The records —
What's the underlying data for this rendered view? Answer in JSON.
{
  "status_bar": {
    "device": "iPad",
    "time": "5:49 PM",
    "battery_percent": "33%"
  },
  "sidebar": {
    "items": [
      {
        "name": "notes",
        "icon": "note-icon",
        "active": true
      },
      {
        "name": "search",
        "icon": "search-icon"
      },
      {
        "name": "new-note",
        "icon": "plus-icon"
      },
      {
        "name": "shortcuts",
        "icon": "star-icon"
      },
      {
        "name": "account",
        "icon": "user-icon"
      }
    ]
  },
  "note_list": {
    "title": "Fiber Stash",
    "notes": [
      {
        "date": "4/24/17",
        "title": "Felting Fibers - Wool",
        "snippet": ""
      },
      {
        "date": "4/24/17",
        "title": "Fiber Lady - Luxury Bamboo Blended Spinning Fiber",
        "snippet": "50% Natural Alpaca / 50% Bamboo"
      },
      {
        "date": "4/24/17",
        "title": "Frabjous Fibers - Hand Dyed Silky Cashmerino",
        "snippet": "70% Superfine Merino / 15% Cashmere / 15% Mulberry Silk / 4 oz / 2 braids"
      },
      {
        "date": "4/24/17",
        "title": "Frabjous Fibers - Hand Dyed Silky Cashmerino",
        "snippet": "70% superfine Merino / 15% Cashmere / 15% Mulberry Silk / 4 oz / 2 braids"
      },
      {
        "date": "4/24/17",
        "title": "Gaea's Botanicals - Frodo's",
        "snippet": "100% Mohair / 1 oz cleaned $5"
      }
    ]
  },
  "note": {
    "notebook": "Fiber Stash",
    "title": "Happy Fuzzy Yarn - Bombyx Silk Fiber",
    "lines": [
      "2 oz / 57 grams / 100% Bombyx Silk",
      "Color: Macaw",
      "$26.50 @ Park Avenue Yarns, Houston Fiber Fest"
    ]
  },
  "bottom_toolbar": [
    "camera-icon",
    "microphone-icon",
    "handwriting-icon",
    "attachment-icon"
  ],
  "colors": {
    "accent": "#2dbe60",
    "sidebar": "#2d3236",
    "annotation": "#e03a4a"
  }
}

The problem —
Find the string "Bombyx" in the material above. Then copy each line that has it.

Finished exercise —
    "title": "Happy Fuzzy Yarn - Bombyx Silk Fiber",
      "2 oz / 57 grams / 100% Bombyx Silk",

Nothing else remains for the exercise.